I got up slowly, my hands and feet buzzing as if they had been asleep. There would still be time to return to my workshop for the night—shortcut across Midnight Avenue and then down the dry canal up to New Parade Road, then—

“Mortin,” she said.

“You have my word,” I said finally. My stomach roiled as if I were about to be sick. Later, there would be time to think about this moment, the moment I said the opposite of the thing I meant to say. Was that her doing? Magic? Something else? The years of guilt, silence, the years of blood on my hands? “I ask no payment for keeping your secret, damn you. But if you…if you do anything, if there are enough of you to do anything, go take down the dungeon.”

“We intend to do something. Tonight. But we cannot promise you anything else.”

“You can promise to try.”

* * *

Back outside I wondered for a moment why I felt so naked, then realized that my machete had been left with the rebels. Too late now. There was always the axe back at the office, and all the hammers in the workshop, if I could reach it in time. The spring sunlight grew long and amber across the shattered buildings, casting sharp black shadows across the broken bricks. I walked my shortcuts as fast as I could, lungs burning, stopping frequently with stitches. A younger man’s work.

With two blocks to go the last of the sun died, and I froze for a moment in the darkness, like I used to when I was a child, my sister and I seeing the first stars coming out and panicking, knowing we were past curfew. But that had not been a curfew like this. Already I could hear scraping and screeching from the square, the sounds of whatever unholy magicks drove the statues to kill. My breathing wheezed so loudly it sounded like an idling truck, a sound no one heard now.

I buried my mouth in my sleeve and ducked into a nearby doorway, hiding in an awning’s shadow, watching the last coral stripe vanish from the horizon. One star. Two. Stealth, now? Or a mad dash to the door? I fingered my keys, and decided on stealth; if I could get to the door silently, I could be inside before the monster was alerted by the noise of the lock.

Even so, it was a very near thing; I slammed the door and dove behind the counter as it hit, momentum carrying it into the metal with a sound like a church bell. Its shrieked snarl split the air as I scrabbled for the axe, sharpened to an edge you could shave with, the handle stickily wrapped with old leather. Through the high, small windows, the thing’s brass legs were visible, pacing with deliberate menace. A handful of glowing red eyes appeared for a moment in the window nearest my head, making me yelp. But it was too big to get in even if it broke the glass. I hefted the axe so it could see it.

That was it, though, wasn’t it? What the vanished sculptors had realized, what everyone else had, and only I had not, stupid and greedy as I had become. That at the end, it is terrible to fight alone. That if you must fight, it can only truly be done shoulder to shoulder, even if there is no hope, even if your enemy will crush you. One man and an axe was no revolution. It was one man and an axe. And what had I done today? Not even moved myself, a pawn, on Their chessboard.

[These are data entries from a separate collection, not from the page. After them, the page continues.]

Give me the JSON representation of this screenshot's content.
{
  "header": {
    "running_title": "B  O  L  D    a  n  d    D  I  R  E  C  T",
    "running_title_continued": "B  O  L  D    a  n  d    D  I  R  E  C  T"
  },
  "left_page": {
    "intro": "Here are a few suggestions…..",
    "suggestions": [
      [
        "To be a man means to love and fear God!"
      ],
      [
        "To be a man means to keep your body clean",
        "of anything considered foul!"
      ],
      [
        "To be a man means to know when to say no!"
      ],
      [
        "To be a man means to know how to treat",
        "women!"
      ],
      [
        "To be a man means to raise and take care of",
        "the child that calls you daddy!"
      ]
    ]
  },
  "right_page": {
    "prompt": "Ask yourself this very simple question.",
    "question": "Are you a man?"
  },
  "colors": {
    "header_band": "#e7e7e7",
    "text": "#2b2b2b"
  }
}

And yet, whatever tonight would bring, at least I had not moved a single pawn to help Them. At least there had been that.

The door rang again, a clear, high sound as the statue’s brass body met it. The glass trembled in the frames; my mug fell from the desk, spilling an inch of cold tea. I put the axe over my shoulder like an American baseball player. “Come on!” I shouted. “Come on, if you’re coming! Come taste!”

It crashed once more, then fell silent, listening—incredulously, like me—to the impossible sound of explosions. Then its claws scraped across the cobbles as it raced away. I pressed my face to the window, holding my breath. A ring of people, masked, shouting—was that Augusta herself, in the middle?—and great fireballs of blue and green splashing down upon the advancing statues, and behind the ring, indistinct in the shadows, waited things I could not even name—unfamiliar monsters of hammered metal, advancing step by step.

I lowered the axe and laughed, half a sob. So they had indeed spoken truth. I should have known. And later, if anyone survived, I might be able to say that I had witnessed the beginning of Their downfall.


Premee Mohamed  is a scientist and spec fic writer working out of Canada.